▸ Information given

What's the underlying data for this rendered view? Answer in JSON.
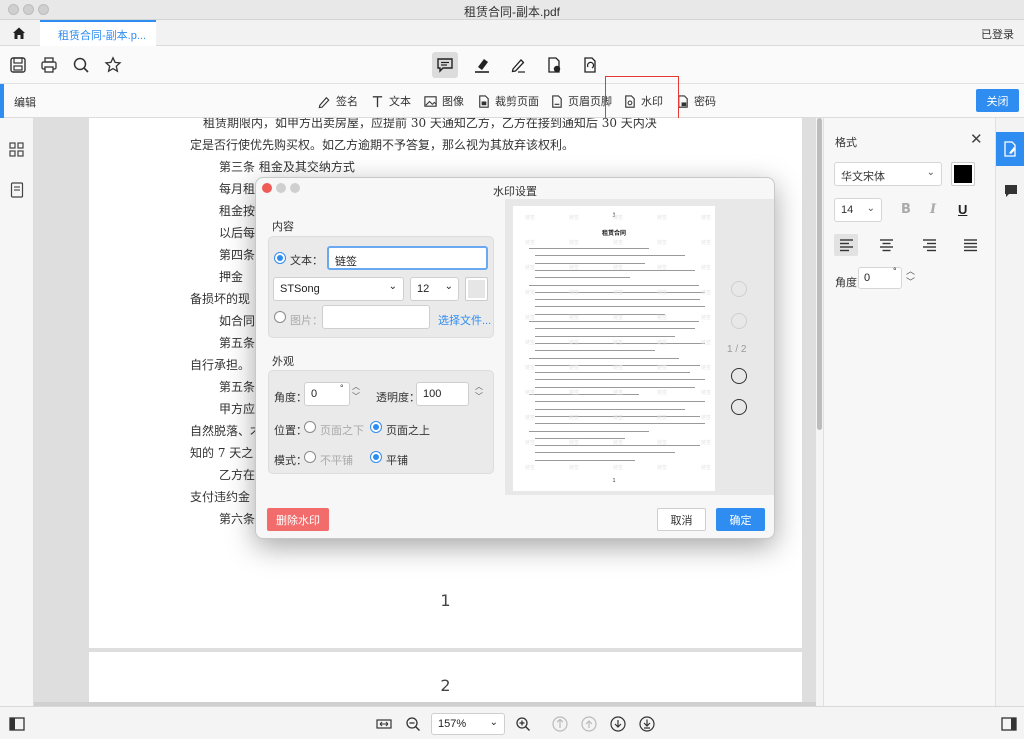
{
  "window": {
    "title": "租赁合同-副本.pdf"
  },
  "tabbar": {
    "tab_label": "租赁合同-副本.p...",
    "login": "已登录"
  },
  "toolbar": {
    "icons": [
      "save-icon",
      "print-icon",
      "search-icon",
      "star-icon",
      "comment-icon",
      "highlight-icon",
      "sign-icon",
      "page-stamp-icon",
      "page-rotate-icon"
    ]
  },
  "editbar": {
    "label": "编辑",
    "items": [
      {
        "label": "签名",
        "icon": "signature-icon"
      },
      {
        "label": "文本",
        "icon": "text-icon"
      },
      {
        "label": "图像",
        "icon": "image-icon"
      },
      {
        "label": "裁剪页面",
        "icon": "crop-icon"
      },
      {
        "label": "页眉页脚",
        "icon": "header-footer-icon"
      },
      {
        "label": "水印",
        "icon": "watermark-icon"
      },
      {
        "label": "密码",
        "icon": "password-icon"
      }
    ],
    "close": "关闭"
  },
  "document": {
    "lines": [
      "租赁期限内，如甲方出卖房屋，应提前 30 天通知乙方，乙方在接到通知后 30 天内决",
      "定是否行使优先购买权。如乙方逾期不予答复，那么视为其放弃该权利。",
      "第三条  租金及其交纳方式",
      "每月租",
      "租金按",
      "以后每",
      "第四条",
      "押金",
      "备损坏的现",
      "如合同",
      "第五条",
      "自行承担。",
      "第五条",
      "甲方应",
      "自然脱落、才",
      "知的 7 天之",
      "乙方在",
      "支付违约金",
      "第六条"
    ],
    "page1_number": "1",
    "page2_number": "2"
  },
  "format_panel": {
    "title": "格式",
    "font": "华文宋体",
    "size": "14",
    "bold": "B",
    "italic": "I",
    "underline": "U",
    "angle_label": "角度",
    "angle_value": "0",
    "degree": "°",
    "color": "#000000"
  },
  "statusbar": {
    "zoom": "157%"
  },
  "dialog": {
    "title": "水印设置",
    "content_section": "内容",
    "text_label": "文本：",
    "text_value": "链签",
    "font": "STSong",
    "font_size": "12",
    "image_label": "图片：",
    "choose_file": "选择文件...",
    "appearance_section": "外观",
    "angle_label": "角度：",
    "angle_value": "0",
    "degree": "°",
    "opacity_label": "透明度：",
    "opacity_value": "100",
    "position_label": "位置：",
    "position_below": "页面之下",
    "position_above": "页面之上",
    "mode_label": "模式：",
    "mode_nontile": "不平铺",
    "mode_tile": "平铺",
    "preview": {
      "page_num": "1",
      "doc_title": "租赁合同",
      "watermark": "链签",
      "page_indicator": "1 / 2",
      "footer_num": "1"
    },
    "delete_button": "删除水印",
    "cancel_button": "取消",
    "ok_button": "确定"
  }
}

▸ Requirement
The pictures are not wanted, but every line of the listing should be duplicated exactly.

▸ Your solution
What's the underlying data for this rendered view? Answer in JSON.
{
  "window": {
    "title": "租赁合同-副本.pdf"
  },
  "tabbar": {
    "tab_label": "租赁合同-副本.p...",
    "login": "已登录"
  },
  "toolbar": {
    "icons": [
      "save-icon",
      "print-icon",
      "search-icon",
      "star-icon",
      "comment-icon",
      "highlight-icon",
      "sign-icon",
      "page-stamp-icon",
      "page-rotate-icon"
    ]
  },
  "editbar": {
    "label": "编辑",
    "items": [
      {
        "label": "签名",
        "icon": "signature-icon"
      },
      {
        "label": "文本",
        "icon": "text-icon"
      },
      {
        "label": "图像",
        "icon": "image-icon"
      },
      {
        "label": "裁剪页面",
        "icon": "crop-icon"
      },
      {
        "label": "页眉页脚",
        "icon": "header-footer-icon"
      },
      {
        "label": "水印",
        "icon": "watermark-icon"
      },
      {
        "label": "密码",
        "icon": "password-icon"
      }
    ],
    "close": "关闭"
  },
  "document": {
    "lines": [
      "租赁期限内，如甲方出卖房屋，应提前 30 天通知乙方，乙方在接到通知后 30 天内决",
      "定是否行使优先购买权。如乙方逾期不予答复，那么视为其放弃该权利。",
      "第三条  租金及其交纳方式",
      "每月租",
      "租金按",
      "以后每",
      "第四条",
      "押金",
      "备损坏的现",
      "如合同",
      "第五条",
      "自行承担。",
      "第五条",
      "甲方应",
      "自然脱落、才",
      "知的 7 天之",
      "乙方在",
      "支付违约金",
      "第六条"
    ],
    "page1_number": "1",
    "page2_number": "2"
  },
  "format_panel": {
    "title": "格式",
    "font": "华文宋体",
    "size": "14",
    "bold": "B",
    "italic": "I",
    "underline": "U",
    "angle_label": "角度",
    "angle_value": "0",
    "degree": "°",
    "color": "#000000"
  },
  "statusbar": {
    "zoom": "157%"
  },
  "dialog": {
    "title": "水印设置",
    "content_section": "内容",
    "text_label": "文本：",
    "text_value": "链签",
    "font": "STSong",
    "font_size": "12",
    "image_label": "图片：",
    "choose_file": "选择文件...",
    "appearance_section": "外观",
    "angle_label": "角度：",
    "angle_value": "0",
    "degree": "°",
    "opacity_label": "透明度：",
    "opacity_value": "100",
    "position_label": "位置：",
    "position_below": "页面之下",
    "position_above": "页面之上",
    "mode_label": "模式：",
    "mode_nontile": "不平铺",
    "mode_tile": "平铺",
    "preview": {
      "page_num": "1",
      "doc_title": "租赁合同",
      "watermark": "链签",
      "page_indicator": "1 / 2",
      "footer_num": "1"
    },
    "delete_button": "删除水印",
    "cancel_button": "取消",
    "ok_button": "确定"
  }
}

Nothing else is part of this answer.